   Wang said Seaspan expects global containership capacity to grow 4 to 5 percent this year and 4 to 6 percent in 2017.
   Major operators are managing supply through scrapping, slow steaming and idling of ships, and Wang said the total order book amounts to about 18 percent to 20 percent of current capacity, equal to a 6 percent annual growth rate.
   However, Wang also noted there is “an element of kicking the can down the road” as container shipping companies could delay deliveries or use their options at shipyards to buy different sorts of ships such as tankers. Seaspan itself might consider delaying its 2017 new ship deliveries if the market remains weak, he said.

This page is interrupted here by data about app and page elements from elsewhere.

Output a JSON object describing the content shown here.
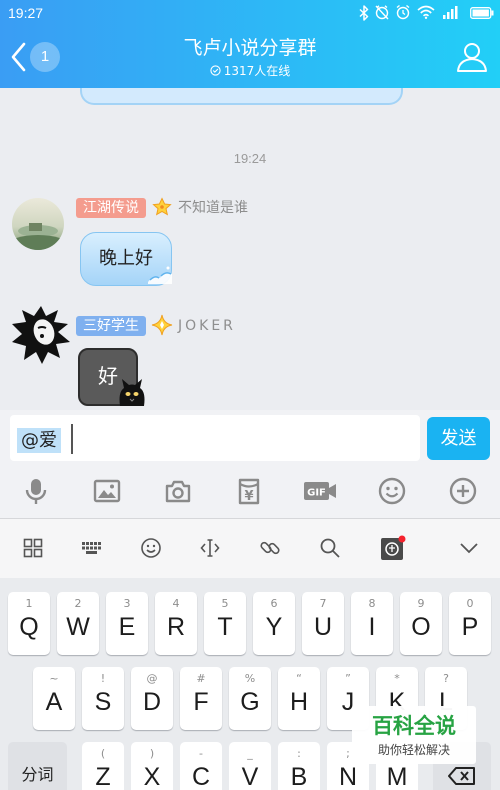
{
  "status_bar": {
    "time": "19:27",
    "icons": [
      "bluetooth-icon",
      "alarm-off-icon",
      "alarm-icon",
      "wifi-icon",
      "signal-icon",
      "battery-icon"
    ]
  },
  "header": {
    "back_badge": "1",
    "title": "飞卢小说分享群",
    "online_count": "1317人在线",
    "icons": [
      "back-arrow-icon",
      "check-circle-icon",
      "person-icon"
    ]
  },
  "chat": {
    "timestamp": "19:24",
    "messages": [
      {
        "title_badge": "江湖传说",
        "badge_icon": "star-icon",
        "sender": "不知道是谁",
        "text": "晚上好"
      },
      {
        "title_badge": "三好学生",
        "badge_icon": "sparkle-icon",
        "sender": "JOKER",
        "text": "好"
      }
    ]
  },
  "composer": {
    "mention": "@爱",
    "send_label": "发送"
  },
  "toolbar": {
    "icons": [
      "microphone-icon",
      "image-icon",
      "camera-icon",
      "red-packet-icon",
      "gif-icon",
      "emoji-icon",
      "plus-circle-icon"
    ],
    "red_packet_symbol": "¥",
    "gif_label": "GIF"
  },
  "keyboard_toolbar": {
    "icons": [
      "grid-icon",
      "keyboard-icon",
      "smiley-icon",
      "cursor-move-icon",
      "link-icon",
      "search-icon",
      "sticker-icon",
      "chevron-down-icon"
    ]
  },
  "keyboard": {
    "rows": [
      [
        {
          "key": "Q",
          "hint": "1"
        },
        {
          "key": "W",
          "hint": "2"
        },
        {
          "key": "E",
          "hint": "3"
        },
        {
          "key": "R",
          "hint": "4"
        },
        {
          "key": "T",
          "hint": "5"
        },
        {
          "key": "Y",
          "hint": "6"
        },
        {
          "key": "U",
          "hint": "7"
        },
        {
          "key": "I",
          "hint": "8"
        },
        {
          "key": "O",
          "hint": "9"
        },
        {
          "key": "P",
          "hint": "0"
        }
      ],
      [
        {
          "key": "A",
          "hint": "~"
        },
        {
          "key": "S",
          "hint": "!"
        },
        {
          "key": "D",
          "hint": "@"
        },
        {
          "key": "F",
          "hint": "#"
        },
        {
          "key": "G",
          "hint": "%"
        },
        {
          "key": "H",
          "hint": "“"
        },
        {
          "key": "J",
          "hint": "”"
        },
        {
          "key": "K",
          "hint": "*"
        },
        {
          "key": "L",
          "hint": "?"
        }
      ],
      [
        {
          "key": "Z",
          "hint": "("
        },
        {
          "key": "X",
          "hint": ")"
        },
        {
          "key": "C",
          "hint": "-"
        },
        {
          "key": "V",
          "hint": "_"
        },
        {
          "key": "B",
          "hint": ":"
        },
        {
          "key": "N",
          "hint": ";"
        },
        {
          "key": "M",
          "hint": ""
        }
      ]
    ],
    "segment_label": "分词",
    "backspace_icon": "backspace-icon"
  },
  "watermark": {
    "title": "百科全说",
    "subtitle": "助你轻松解决"
  },
  "colors": {
    "header_start": "#3a9df4",
    "header_end": "#22cff7",
    "send_button": "#1ab3f2",
    "badge_jianghu": "#f49c8e",
    "badge_sanhao": "#7fb0ef",
    "unread_dot": "#f5222d",
    "watermark_green": "#27a343"
  }
}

   Wang also expects scrapping to accelerate, particularly for ships built in the 1980s and 1990s, noting the high cost of bringing vessels into compliance with new ballast water regulations, special surveys and requirements for ships to be able to “cold iron” and use shore power sources when docked in California.
   Wang did say the current cycle is unusual because of the effect CMA CGM’s acquisition of APL parent Neptune Orient Lines and the merger of COSCO and China Shipping is having on ocean carrier vessel sharing alliances.
   Operators are “really taking their time and trying to figure out what will happen in the next three to six months,” he said.
   Rechartering of ships has been at low levels “because of the uncertainty faced by carriers,” said Wang. “Once the dust has settled, I will see more rechartering opportunities in the industry. Hopefully, we will be able to normalize to some extent.”
   Wang said Seaspan has not received requests from customers to renegotiate charters, and he attributed this to fact that the company puts “customer creditworthiness as number one criteria.”
   In September 2014, Seaspan said it was considering a possible acquisition of Greater China Intermodal or GCI, a joint venture between it, the Carlyle Group, the Washington Family, and Tiger Group Investments. Seaspan Corporation holds an 11.1 percent interest in and manages the ships for GCI. This week Wang indicated Seaspan is still working on a possible GCI transaction.

Chris Dupin

Chris Dupin has written about trade and transportation and other business subjects for a variety of publications before joining American Shipper and Freightwaves.